Chihuahuas are tiny dynamos that love to be with their owners and are typically attentive and devoted to them. The American Kennel Club breed standard says Chihuahuas should have “attitudes of self-importance, confidence, self-reliance” much like those of terriers. They have round, apple-shaped heads with pronounced domes; full, expressive eyes; and large, erect ears that give them an alert, interested expression. Chihuahuas should always have long tails, and the way they carry their tails reflects their mood.
Chihuahuas come in two coat types. The first type, and the one most people are familiar with, is the smooth coat. On smooth-coat Chihuahuas, the coat is short over the entire body, though it may be heavier around the neck and tail areas. Long-coat Chihuahuas should have full, long coats, often several inches long, covering their entire bodies. It is especially noticeable around the ears, around the backs of the legs and along the tail. If your dog has long hair on his back and sides, he’s a long-coat Chihuahua; otherwise, he’s the short-coat kind.
The Chihuahua Club of America states that Chihuahuas can be any solid color, including black, white, cream, red, blue, gold or silver. If your dog is any of these, or of another single color, he is a solid-color Chihuahua. He may also be one color that is marked or splashed with one or more other colors. Within the breed, tricolor dogs are common; these dogs typically have a lot of black and white on their bodies. Tricolor Chihuahuas are also marked with tan points in various places, usually above or near the eyes, on the ears and on their legs.

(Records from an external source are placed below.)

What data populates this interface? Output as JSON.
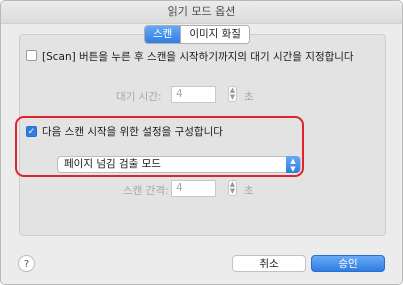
{
  "window": {
    "title": "읽기 모드 옵션"
  },
  "tabs": [
    {
      "label": "스캔",
      "active": true
    },
    {
      "label": "이미지 화질",
      "active": false
    }
  ],
  "options": {
    "wait_checkbox": {
      "label": "[Scan] 버튼을 누른 후 스캔을 시작하기까지의 대기 시간을 지정합니다",
      "checked": false
    },
    "wait_time": {
      "label": "대기 시간:",
      "value": "4",
      "unit": "초"
    },
    "next_scan_checkbox": {
      "label": "다음 스캔 시작을 위한 설정을 구성합니다",
      "checked": true
    },
    "mode_select": {
      "value": "페이지 넘김 검출 모드"
    },
    "scan_interval": {
      "label": "스캔 간격:",
      "value": "4",
      "unit": "초"
    }
  },
  "footer": {
    "help": "?",
    "cancel_label": "취소",
    "ok_label": "승인"
  },
  "colors": {
    "accent": "#2f7de2",
    "highlight": "#e0232e"
  }
}
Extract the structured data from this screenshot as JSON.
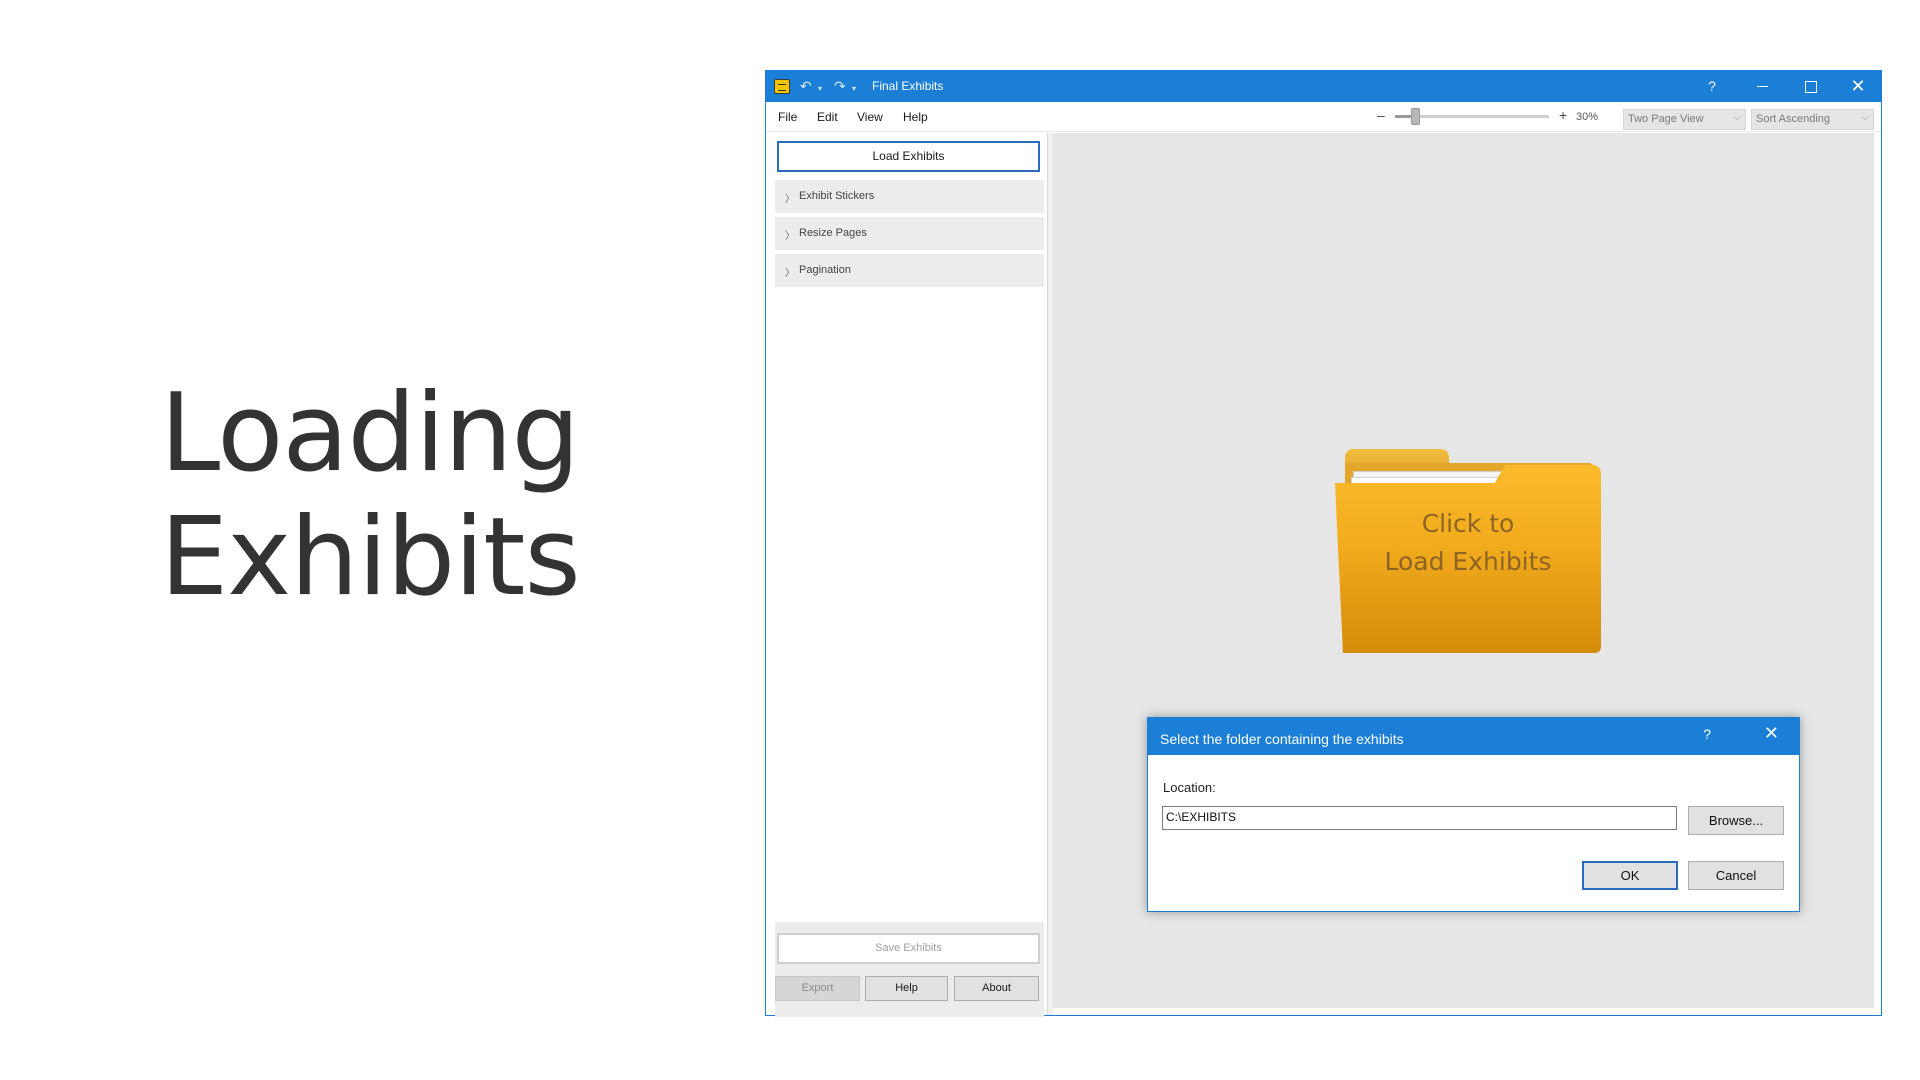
{
  "slide": {
    "title_line1": "Loading",
    "title_line2": "Exhibits"
  },
  "window": {
    "title": "Final Exhibits",
    "help_glyph": "?",
    "close_glyph": "✕"
  },
  "quick_access": {
    "undo_glyph": "↶",
    "redo_glyph": "↷",
    "dropdown_glyph": "▾"
  },
  "menu": {
    "items": [
      "File",
      "Edit",
      "View",
      "Help"
    ]
  },
  "zoom": {
    "minus": "–",
    "plus": "+",
    "level_label": "30%",
    "level": 0.13
  },
  "view_select": {
    "selected": "Two Page View"
  },
  "sort_select": {
    "selected": "Sort Ascending"
  },
  "caret_glyph": "⌵",
  "left_panel": {
    "load_button": "Load Exhibits",
    "chevron_glyph": "〉",
    "sections": [
      "Exhibit Stickers",
      "Resize Pages",
      "Pagination"
    ],
    "save_button": "Save Exhibits",
    "export_button": "Export",
    "help_button": "Help",
    "about_button": "About"
  },
  "content": {
    "folder_label_line1": "Click to",
    "folder_label_line2": "Load Exhibits"
  },
  "dialog": {
    "title": "Select the folder containing the exhibits",
    "help_glyph": "?",
    "close_glyph": "✕",
    "location_label": "Location:",
    "location_value": "C:\\EXHIBITS",
    "browse_button": "Browse...",
    "ok_button": "OK",
    "cancel_button": "Cancel"
  },
  "colors": {
    "accent": "#1b7fd8",
    "folder": "#f1aa1c",
    "content_bg": "#e6e6e6"
  }
}
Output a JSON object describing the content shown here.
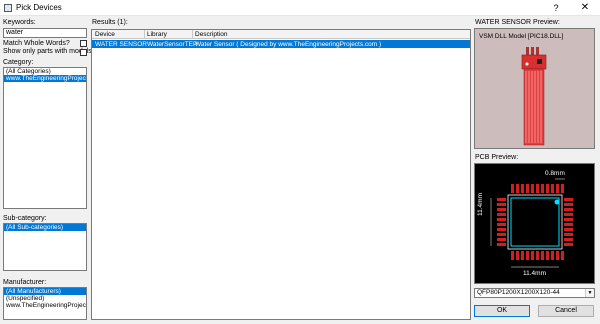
{
  "window": {
    "title": "Pick Devices",
    "help_label": "?",
    "close_label": "✕"
  },
  "search": {
    "keywords_label": "Keywords:",
    "keywords_value": "water",
    "match_whole_words_label": "Match Whole Words?",
    "show_models_label": "Show only parts with models?",
    "match_whole_words_checked": false,
    "show_models_checked": false
  },
  "category": {
    "label": "Category:",
    "items": [
      "(All Categories)",
      "www.TheEngineeringProjects.co"
    ],
    "selected_index": 1
  },
  "subcategory": {
    "label": "Sub-category:",
    "items": [
      "(All Sub-categories)"
    ],
    "selected_index": 0
  },
  "manufacturer": {
    "label": "Manufacturer:",
    "items": [
      "(All Manufacturers)",
      "(Unspecified)",
      "www.TheEngineeringProjects.co"
    ],
    "selected_index": 0
  },
  "results": {
    "label": "Results (1):",
    "columns": [
      "Device",
      "Library",
      "Description"
    ],
    "rows": [
      {
        "device": "WATER SENSOR",
        "library": "WaterSensorTEP",
        "description": "Water Sensor ( Designed by www.TheEngineeringProjects.com )"
      }
    ]
  },
  "preview": {
    "label": "WATER SENSOR Preview:",
    "model_text": "VSM DLL Model [PIC18.DLL]"
  },
  "pcb": {
    "label": "PCB Preview:",
    "dim_top": "0.8mm",
    "dim_side": "11.4mm",
    "dim_bottom": "11.4mm",
    "package": "QFP80P1200X1200X120-44"
  },
  "buttons": {
    "ok": "OK",
    "cancel": "Cancel"
  }
}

According to the AKC, the maximum allowable weight for a Chihuahua is 6 pounds. This is the only recognized size distinction for Chihuahuas; it's the difference between a dog that can be shown at AKC events and one that is too big. Sometimes breeders and others sometimes label their smaller dogs, those under 3 pounds, as teacups or pocket dogs. The "teacup" designation is not an accepted division, though, but more of a sales tactic to convince buyers that they are getting a very small dog. Such dogs may have significant health issues, especially as puppies, and are particularly at risk for developing hypoglycemia and dying quickly if they aren’t fed properly.